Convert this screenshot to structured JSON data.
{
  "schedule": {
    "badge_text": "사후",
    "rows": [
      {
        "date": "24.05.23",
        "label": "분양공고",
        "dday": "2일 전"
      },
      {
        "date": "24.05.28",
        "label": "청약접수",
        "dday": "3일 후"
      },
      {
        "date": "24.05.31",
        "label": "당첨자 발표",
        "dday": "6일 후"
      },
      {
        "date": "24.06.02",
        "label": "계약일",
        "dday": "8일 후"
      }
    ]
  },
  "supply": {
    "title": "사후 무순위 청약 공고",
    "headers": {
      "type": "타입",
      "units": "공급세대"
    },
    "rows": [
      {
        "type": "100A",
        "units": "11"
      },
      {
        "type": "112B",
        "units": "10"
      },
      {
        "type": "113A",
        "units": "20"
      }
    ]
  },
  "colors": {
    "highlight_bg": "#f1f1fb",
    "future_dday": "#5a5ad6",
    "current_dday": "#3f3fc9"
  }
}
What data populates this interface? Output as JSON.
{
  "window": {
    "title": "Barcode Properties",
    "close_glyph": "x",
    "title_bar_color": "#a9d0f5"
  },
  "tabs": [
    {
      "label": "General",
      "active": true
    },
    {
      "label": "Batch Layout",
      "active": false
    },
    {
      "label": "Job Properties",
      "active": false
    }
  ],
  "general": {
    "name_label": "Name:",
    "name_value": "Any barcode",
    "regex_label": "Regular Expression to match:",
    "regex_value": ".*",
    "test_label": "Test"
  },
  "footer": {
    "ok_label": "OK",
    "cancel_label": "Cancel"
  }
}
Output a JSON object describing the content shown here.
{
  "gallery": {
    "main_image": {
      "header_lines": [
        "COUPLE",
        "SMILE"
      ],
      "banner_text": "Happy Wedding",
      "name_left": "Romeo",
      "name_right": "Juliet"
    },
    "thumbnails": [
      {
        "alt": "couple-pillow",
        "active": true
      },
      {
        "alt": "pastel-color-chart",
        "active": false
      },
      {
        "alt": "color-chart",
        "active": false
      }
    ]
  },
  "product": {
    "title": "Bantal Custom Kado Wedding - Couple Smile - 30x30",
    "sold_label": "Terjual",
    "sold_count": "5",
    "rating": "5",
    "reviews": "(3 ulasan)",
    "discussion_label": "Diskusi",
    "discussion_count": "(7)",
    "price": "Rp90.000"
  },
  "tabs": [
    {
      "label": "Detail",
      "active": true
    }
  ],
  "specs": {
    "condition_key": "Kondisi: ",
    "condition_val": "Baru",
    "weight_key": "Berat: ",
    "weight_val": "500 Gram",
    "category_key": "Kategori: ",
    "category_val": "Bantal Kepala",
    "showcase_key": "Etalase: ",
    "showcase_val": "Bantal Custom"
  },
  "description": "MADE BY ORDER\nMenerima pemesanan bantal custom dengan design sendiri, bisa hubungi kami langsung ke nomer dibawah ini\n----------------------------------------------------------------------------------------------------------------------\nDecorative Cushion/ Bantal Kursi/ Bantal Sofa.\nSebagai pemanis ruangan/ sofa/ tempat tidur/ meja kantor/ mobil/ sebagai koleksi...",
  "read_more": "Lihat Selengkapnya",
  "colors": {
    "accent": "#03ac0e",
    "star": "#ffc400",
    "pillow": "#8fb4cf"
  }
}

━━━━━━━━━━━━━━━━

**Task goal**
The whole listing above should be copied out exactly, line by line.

**Solution to the problem**
Convert this screenshot to structured JSON data.
{
  "schedule": {
    "badge_text": "사후",
    "rows": [
      {
        "date": "24.05.23",
        "label": "분양공고",
        "dday": "2일 전"
      },
      {
        "date": "24.05.28",
        "label": "청약접수",
        "dday": "3일 후"
      },
      {
        "date": "24.05.31",
        "label": "당첨자 발표",
        "dday": "6일 후"
      },
      {
        "date": "24.06.02",
        "label": "계약일",
        "dday": "8일 후"
      }
    ]
  },
  "supply": {
    "title": "사후 무순위 청약 공고",
    "headers": {
      "type": "타입",
      "units": "공급세대"
    },
    "rows": [
      {
        "type": "100A",
        "units": "11"
      },
      {
        "type": "112B",
        "units": "10"
      },
      {
        "type": "113A",
        "units": "20"
      }
    ]
  },
  "colors": {
    "highlight_bg": "#f1f1fb",
    "future_dday": "#5a5ad6",
    "current_dday": "#3f3fc9"
  }
}
What data populates this interface? Output as JSON.
{
  "window": {
    "title": "Barcode Properties",
    "close_glyph": "x",
    "title_bar_color": "#a9d0f5"
  },
  "tabs": [
    {
      "label": "General",
      "active": true
    },
    {
      "label": "Batch Layout",
      "active": false
    },
    {
      "label": "Job Properties",
      "active": false
    }
  ],
  "general": {
    "name_label": "Name:",
    "name_value": "Any barcode",
    "regex_label": "Regular Expression to match:",
    "regex_value": ".*",
    "test_label": "Test"
  },
  "footer": {
    "ok_label": "OK",
    "cancel_label": "Cancel"
  }
}
Output a JSON object describing the content shown here.
{
  "gallery": {
    "main_image": {
      "header_lines": [
        "COUPLE",
        "SMILE"
      ],
      "banner_text": "Happy Wedding",
      "name_left": "Romeo",
      "name_right": "Juliet"
    },
    "thumbnails": [
      {
        "alt": "couple-pillow",
        "active": true
      },
      {
        "alt": "pastel-color-chart",
        "active": false
      },
      {
        "alt": "color-chart",
        "active": false
      }
    ]
  },
  "product": {
    "title": "Bantal Custom Kado Wedding - Couple Smile - 30x30",
    "sold_label": "Terjual",
    "sold_count": "5",
    "rating": "5",
    "reviews": "(3 ulasan)",
    "discussion_label": "Diskusi",
    "discussion_count": "(7)",
    "price": "Rp90.000"
  },
  "tabs": [
    {
      "label": "Detail",
      "active": true
    }
  ],
  "specs": {
    "condition_key": "Kondisi: ",
    "condition_val": "Baru",
    "weight_key": "Berat: ",
    "weight_val": "500 Gram",
    "category_key": "Kategori: ",
    "category_val": "Bantal Kepala",
    "showcase_key": "Etalase: ",
    "showcase_val": "Bantal Custom"
  },
  "description": "MADE BY ORDER\nMenerima pemesanan bantal custom dengan design sendiri, bisa hubungi kami langsung ke nomer dibawah ini\n----------------------------------------------------------------------------------------------------------------------\nDecorative Cushion/ Bantal Kursi/ Bantal Sofa.\nSebagai pemanis ruangan/ sofa/ tempat tidur/ meja kantor/ mobil/ sebagai koleksi...",
  "read_more": "Lihat Selengkapnya",
  "colors": {
    "accent": "#03ac0e",
    "star": "#ffc400",
    "pillow": "#8fb4cf"
  }
}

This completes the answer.